• **WHAT IS NEEDED**:
All entries, exactly as written, should be output again.

• **Excerpts from an interface dataset**:
++++++++++

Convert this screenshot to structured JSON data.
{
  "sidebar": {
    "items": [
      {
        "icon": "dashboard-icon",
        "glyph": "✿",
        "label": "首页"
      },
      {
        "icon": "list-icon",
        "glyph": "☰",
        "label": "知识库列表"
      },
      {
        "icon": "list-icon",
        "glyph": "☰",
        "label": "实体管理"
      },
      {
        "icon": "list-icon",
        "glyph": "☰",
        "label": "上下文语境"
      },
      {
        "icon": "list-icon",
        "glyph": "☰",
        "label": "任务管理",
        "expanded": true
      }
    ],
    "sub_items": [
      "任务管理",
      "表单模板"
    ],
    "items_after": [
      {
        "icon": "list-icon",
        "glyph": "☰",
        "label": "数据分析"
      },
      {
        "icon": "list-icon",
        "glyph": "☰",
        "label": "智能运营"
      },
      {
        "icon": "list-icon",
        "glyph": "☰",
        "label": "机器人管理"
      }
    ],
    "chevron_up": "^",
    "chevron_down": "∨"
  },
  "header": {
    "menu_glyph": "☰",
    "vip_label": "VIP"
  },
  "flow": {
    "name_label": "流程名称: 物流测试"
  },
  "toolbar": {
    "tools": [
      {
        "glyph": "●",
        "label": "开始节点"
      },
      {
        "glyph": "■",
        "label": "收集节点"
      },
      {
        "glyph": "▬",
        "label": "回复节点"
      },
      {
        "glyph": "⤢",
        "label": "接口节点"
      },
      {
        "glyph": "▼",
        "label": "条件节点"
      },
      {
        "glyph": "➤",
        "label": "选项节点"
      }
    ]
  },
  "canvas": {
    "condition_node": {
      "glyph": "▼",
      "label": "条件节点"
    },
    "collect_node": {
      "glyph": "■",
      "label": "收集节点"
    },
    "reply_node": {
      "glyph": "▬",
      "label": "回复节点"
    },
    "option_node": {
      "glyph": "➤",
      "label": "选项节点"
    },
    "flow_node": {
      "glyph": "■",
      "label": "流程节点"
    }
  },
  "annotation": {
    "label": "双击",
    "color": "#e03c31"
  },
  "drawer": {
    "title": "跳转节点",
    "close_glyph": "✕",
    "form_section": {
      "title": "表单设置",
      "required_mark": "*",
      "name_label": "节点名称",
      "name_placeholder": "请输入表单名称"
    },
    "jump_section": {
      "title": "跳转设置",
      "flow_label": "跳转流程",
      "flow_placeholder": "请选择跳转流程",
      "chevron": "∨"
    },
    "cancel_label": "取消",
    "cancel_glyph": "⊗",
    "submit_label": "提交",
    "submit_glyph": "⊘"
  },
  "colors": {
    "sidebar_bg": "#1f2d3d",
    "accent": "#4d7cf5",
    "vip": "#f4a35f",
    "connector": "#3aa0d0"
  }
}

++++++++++

• **OUTPUT FOR THIS TASK**:
Convert this screenshot to structured JSON data.
{
  "sidebar": {
    "items": [
      {
        "icon": "dashboard-icon",
        "glyph": "✿",
        "label": "首页"
      },
      {
        "icon": "list-icon",
        "glyph": "☰",
        "label": "知识库列表"
      },
      {
        "icon": "list-icon",
        "glyph": "☰",
        "label": "实体管理"
      },
      {
        "icon": "list-icon",
        "glyph": "☰",
        "label": "上下文语境"
      },
      {
        "icon": "list-icon",
        "glyph": "☰",
        "label": "任务管理",
        "expanded": true
      }
    ],
    "sub_items": [
      "任务管理",
      "表单模板"
    ],
    "items_after": [
      {
        "icon": "list-icon",
        "glyph": "☰",
        "label": "数据分析"
      },
      {
        "icon": "list-icon",
        "glyph": "☰",
        "label": "智能运营"
      },
      {
        "icon": "list-icon",
        "glyph": "☰",
        "label": "机器人管理"
      }
    ],
    "chevron_up": "^",
    "chevron_down": "∨"
  },
  "header": {
    "menu_glyph": "☰",
    "vip_label": "VIP"
  },
  "flow": {
    "name_label": "流程名称: 物流测试"
  },
  "toolbar": {
    "tools": [
      {
        "glyph": "●",
        "label": "开始节点"
      },
      {
        "glyph": "■",
        "label": "收集节点"
      },
      {
        "glyph": "▬",
        "label": "回复节点"
      },
      {
        "glyph": "⤢",
        "label": "接口节点"
      },
      {
        "glyph": "▼",
        "label": "条件节点"
      },
      {
        "glyph": "➤",
        "label": "选项节点"
      }
    ]
  },
  "canvas": {
    "condition_node": {
      "glyph": "▼",
      "label": "条件节点"
    },
    "collect_node": {
      "glyph": "■",
      "label": "收集节点"
    },
    "reply_node": {
      "glyph": "▬",
      "label": "回复节点"
    },
    "option_node": {
      "glyph": "➤",
      "label": "选项节点"
    },
    "flow_node": {
      "glyph": "■",
      "label": "流程节点"
    }
  },
  "annotation": {
    "label": "双击",
    "color": "#e03c31"
  },
  "drawer": {
    "title": "跳转节点",
    "close_glyph": "✕",
    "form_section": {
      "title": "表单设置",
      "required_mark": "*",
      "name_label": "节点名称",
      "name_placeholder": "请输入表单名称"
    },
    "jump_section": {
      "title": "跳转设置",
      "flow_label": "跳转流程",
      "flow_placeholder": "请选择跳转流程",
      "chevron": "∨"
    },
    "cancel_label": "取消",
    "cancel_glyph": "⊗",
    "submit_label": "提交",
    "submit_glyph": "⊘"
  },
  "colors": {
    "sidebar_bg": "#1f2d3d",
    "accent": "#4d7cf5",
    "vip": "#f4a35f",
    "connector": "#3aa0d0"
  }
}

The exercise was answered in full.